-- SUPPLIED MATERIAL follows --

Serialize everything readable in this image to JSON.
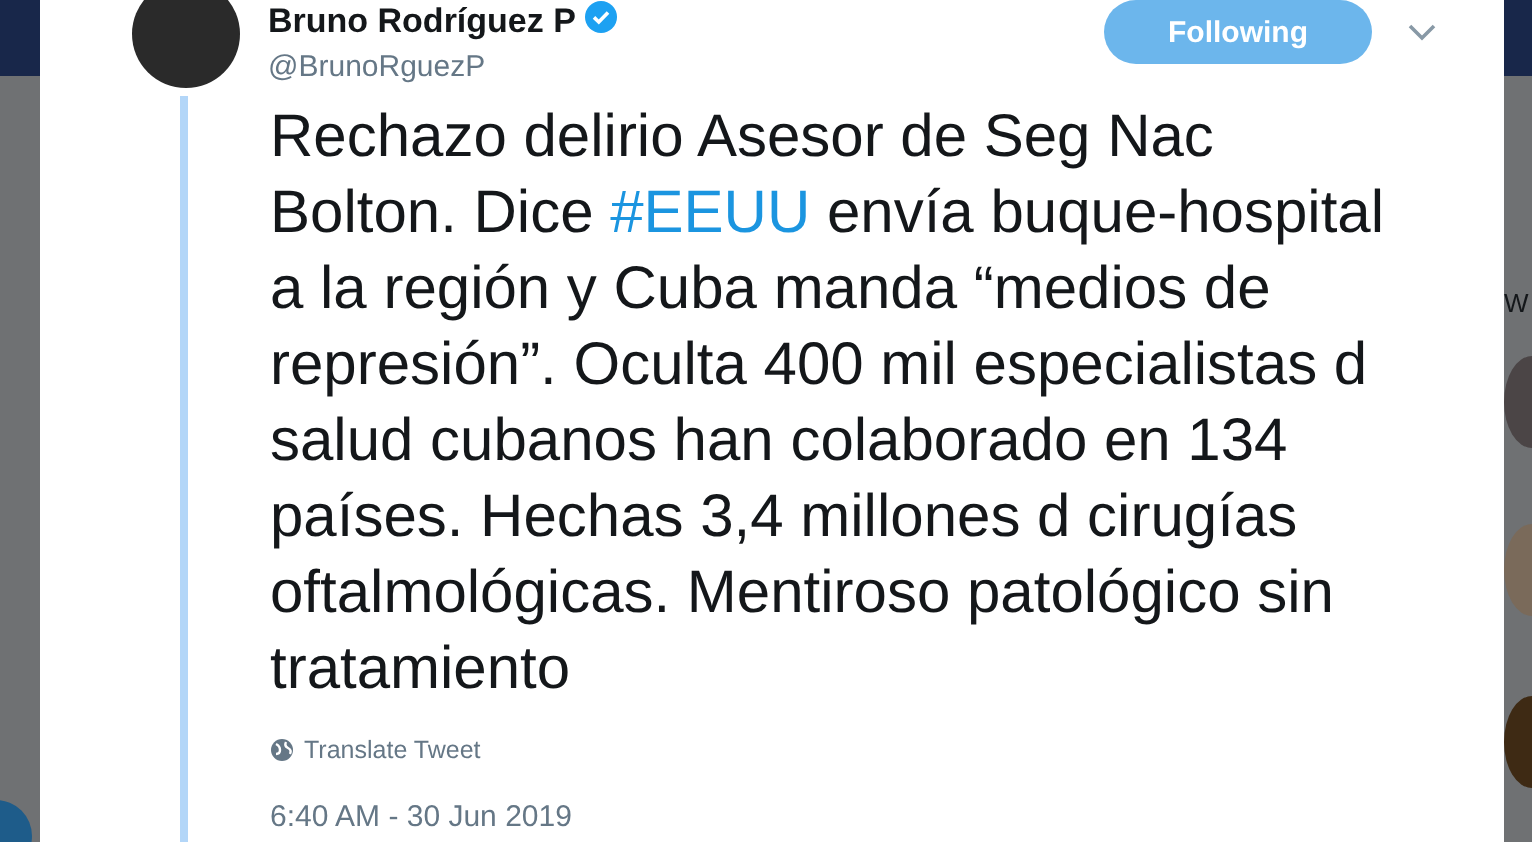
{
  "tweet": {
    "author_name": "Bruno Rodríguez P",
    "verified": true,
    "handle": "@BrunoRguezP",
    "follow_button": {
      "label": "Following",
      "selected": true
    },
    "text": [
      {
        "kind": "text",
        "value": "Rechazo delirio Asesor de Seg Nac Bolton. Dice "
      },
      {
        "kind": "hashtag",
        "value": "#EEUU"
      },
      {
        "kind": "text",
        "value": " envía buque-hospital a la región y Cuba manda “medios de represión”. Oculta 400 mil especialistas d salud cubanos han colaborado en 134 países. Hechas 3,4 millones d cirugías oftalmológicas. Mentiroso patológico sin tratamiento"
      }
    ],
    "translate_link": "Translate Tweet",
    "timestamp": "6:40 AM - 30 Jun 2019"
  },
  "sidebar": {
    "heading_fragment": "W"
  }
}
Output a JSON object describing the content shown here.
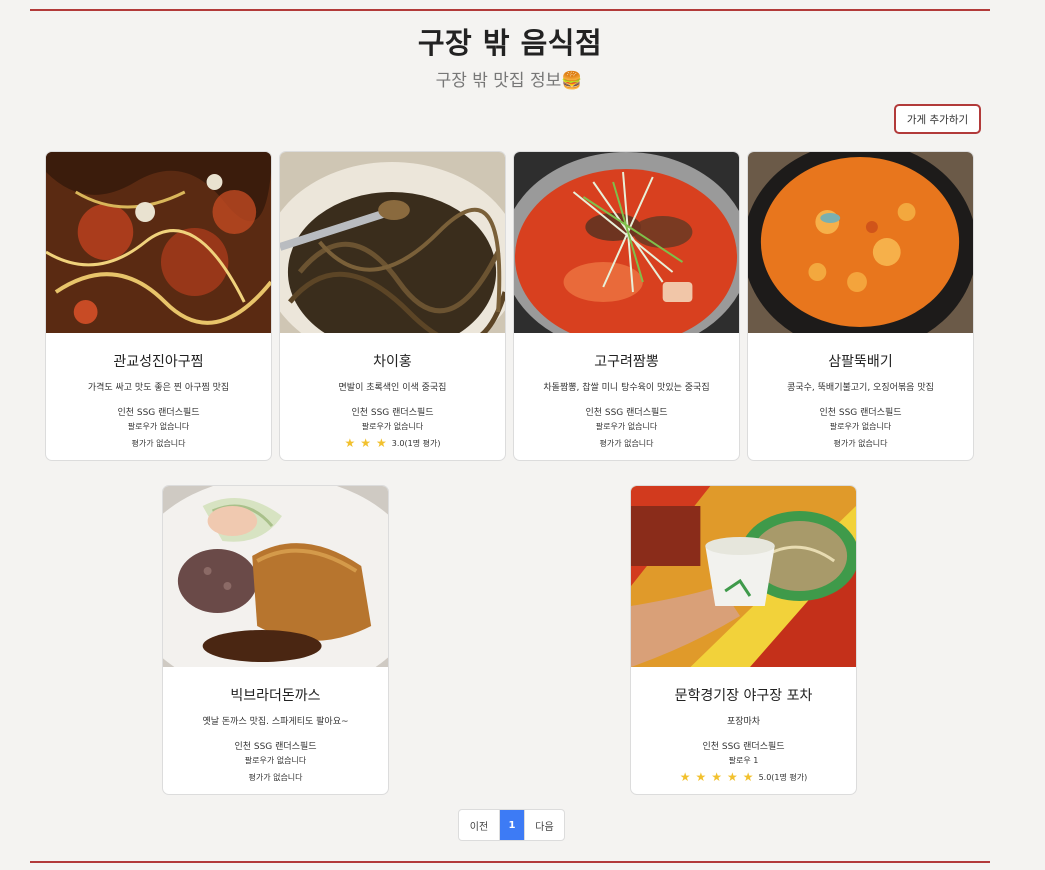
{
  "header": {
    "title": "구장 밖 음식점",
    "subtitle": "구장 밖 맛집 정보🍔",
    "add_button": "가게 추가하기"
  },
  "stores": [
    {
      "name": "관교성진아구찜",
      "description": "가격도 싸고 맛도 좋은 찐 아구찜 맛집",
      "location": "인천 SSG 랜더스필드",
      "followers": "팔로우가 없습니다",
      "rating_text": "평가가 없습니다",
      "image": "braised-monkfish-photo"
    },
    {
      "name": "차이홍",
      "description": "면발이 초록색인 이색 중국집",
      "location": "인천 SSG 랜더스필드",
      "followers": "팔로우가 없습니다",
      "rating_text": "3.0(1명 평가)",
      "stars": 3,
      "image": "jjajangmyeon-photo"
    },
    {
      "name": "고구려짬뽕",
      "description": "차돌짬뽕, 찹쌀 미니 탕수육이 맛있는 중국집",
      "location": "인천 SSG 랜더스필드",
      "followers": "팔로우가 없습니다",
      "rating_text": "평가가 없습니다",
      "image": "jjamppong-photo"
    },
    {
      "name": "삼팔뚝배기",
      "description": "콩국수, 뚝배기불고기, 오징어볶음 맛집",
      "location": "인천 SSG 랜더스필드",
      "followers": "팔로우가 없습니다",
      "rating_text": "평가가 없습니다",
      "image": "sundubu-stew-photo"
    },
    {
      "name": "빅브라더돈까스",
      "description": "옛날 돈까스 맛집. 스파게티도 팔아요~",
      "location": "인천 SSG 랜더스필드",
      "followers": "팔로우가 없습니다",
      "rating_text": "평가가 없습니다",
      "image": "pork-cutlet-photo"
    },
    {
      "name": "문학경기장 야구장 포차",
      "description": "포장마차",
      "location": "인천 SSG 랜더스필드",
      "followers": "팔로우 1",
      "rating_text": "5.0(1명 평가)",
      "stars": 5,
      "image": "pocha-makgeolli-photo"
    }
  ],
  "pagination": {
    "prev": "이전",
    "current": "1",
    "next": "다음"
  },
  "colors": {
    "accent": "#b23a3a",
    "page_active": "#3d7bf5",
    "star": "#f2c12e"
  }
}
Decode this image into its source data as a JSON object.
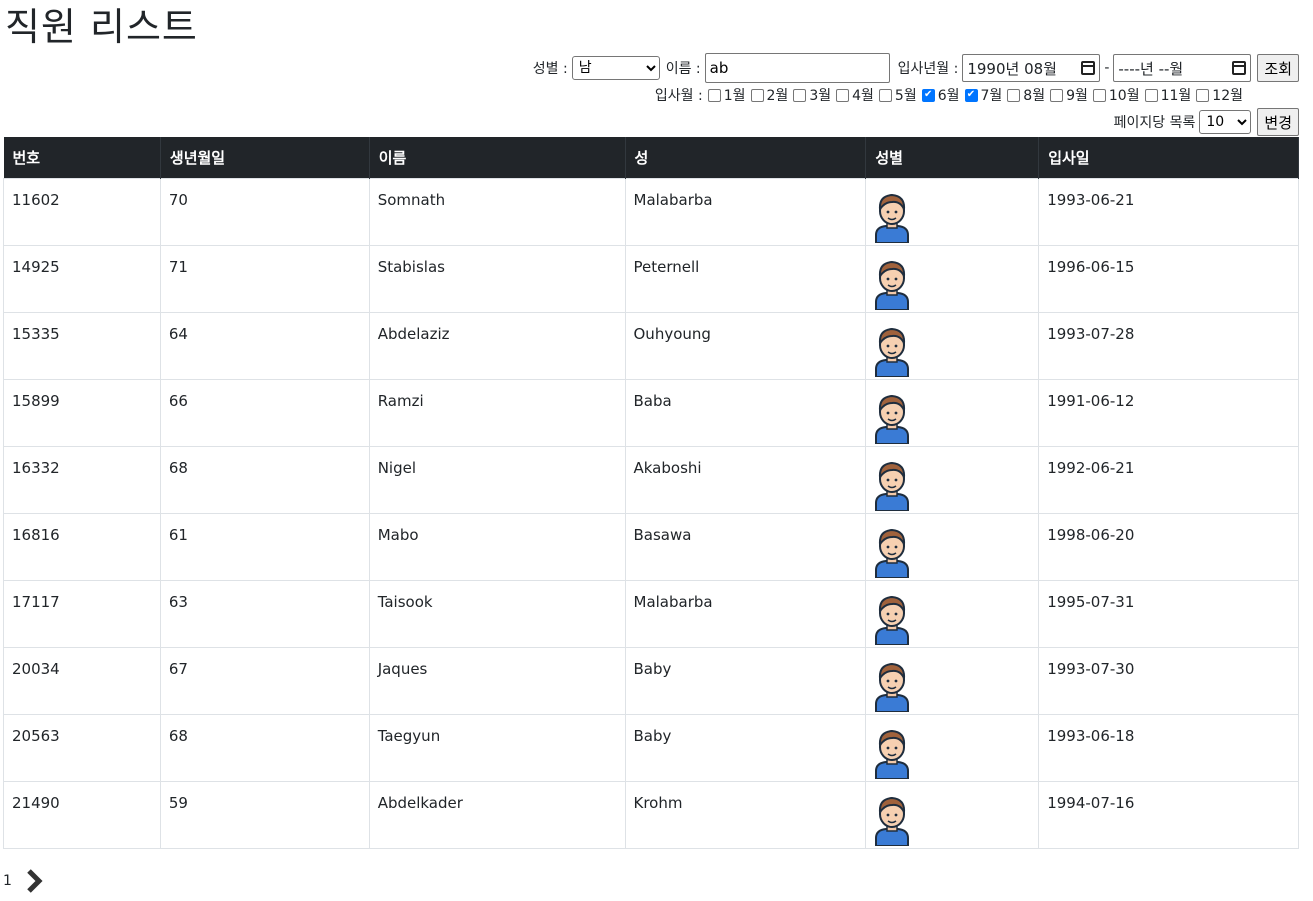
{
  "page": {
    "title": "직원 리스트"
  },
  "filters": {
    "gender_label": "성별 :",
    "gender_value": "남",
    "name_label": "이름 :",
    "name_value": "ab",
    "hire_ym_label": "입사년월 :",
    "hire_from": "1990년 08월",
    "range_sep": "-",
    "hire_to": "----년 --월",
    "search_button": "조회",
    "hire_month_label": "입사월 :",
    "months": [
      {
        "label": "1월",
        "checked": false
      },
      {
        "label": "2월",
        "checked": false
      },
      {
        "label": "3월",
        "checked": false
      },
      {
        "label": "4월",
        "checked": false
      },
      {
        "label": "5월",
        "checked": false
      },
      {
        "label": "6월",
        "checked": true
      },
      {
        "label": "7월",
        "checked": true
      },
      {
        "label": "8월",
        "checked": false
      },
      {
        "label": "9월",
        "checked": false
      },
      {
        "label": "10월",
        "checked": false
      },
      {
        "label": "11월",
        "checked": false
      },
      {
        "label": "12월",
        "checked": false
      }
    ],
    "per_page_label": "페이지당 목록",
    "per_page_value": "10",
    "change_button": "변경"
  },
  "table": {
    "headers": [
      "번호",
      "생년월일",
      "이름",
      "성",
      "성별",
      "입사일"
    ],
    "rows": [
      {
        "no": "11602",
        "birth": "70",
        "first": "Somnath",
        "last": "Malabarba",
        "hire": "1993-06-21"
      },
      {
        "no": "14925",
        "birth": "71",
        "first": "Stabislas",
        "last": "Peternell",
        "hire": "1996-06-15"
      },
      {
        "no": "15335",
        "birth": "64",
        "first": "Abdelaziz",
        "last": "Ouhyoung",
        "hire": "1993-07-28"
      },
      {
        "no": "15899",
        "birth": "66",
        "first": "Ramzi",
        "last": "Baba",
        "hire": "1991-06-12"
      },
      {
        "no": "16332",
        "birth": "68",
        "first": "Nigel",
        "last": "Akaboshi",
        "hire": "1992-06-21"
      },
      {
        "no": "16816",
        "birth": "61",
        "first": "Mabo",
        "last": "Basawa",
        "hire": "1998-06-20"
      },
      {
        "no": "17117",
        "birth": "63",
        "first": "Taisook",
        "last": "Malabarba",
        "hire": "1995-07-31"
      },
      {
        "no": "20034",
        "birth": "67",
        "first": "Jaques",
        "last": "Baby",
        "hire": "1993-07-30"
      },
      {
        "no": "20563",
        "birth": "68",
        "first": "Taegyun",
        "last": "Baby",
        "hire": "1993-06-18"
      },
      {
        "no": "21490",
        "birth": "59",
        "first": "Abdelkader",
        "last": "Krohm",
        "hire": "1994-07-16"
      }
    ],
    "gender_icon": "male-avatar-icon"
  },
  "pagination": {
    "current": "1",
    "next_icon": "chevron-right-icon"
  }
}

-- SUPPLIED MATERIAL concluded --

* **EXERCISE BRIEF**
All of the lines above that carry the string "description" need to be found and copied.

* **EXERCISE RESULT**
      "description": "가격도 싸고 맛도 좋은 찐 아구찜 맛집",
      "description": "면발이 초록색인 이색 중국집",
      "description": "차돌짬뽕, 찹쌀 미니 탕수육이 맛있는 중국집",
      "description": "콩국수, 뚝배기불고기, 오징어볶음 맛집",
      "description": "옛날 돈까스 맛집. 스파게티도 팔아요~",
      "description": "포장마차",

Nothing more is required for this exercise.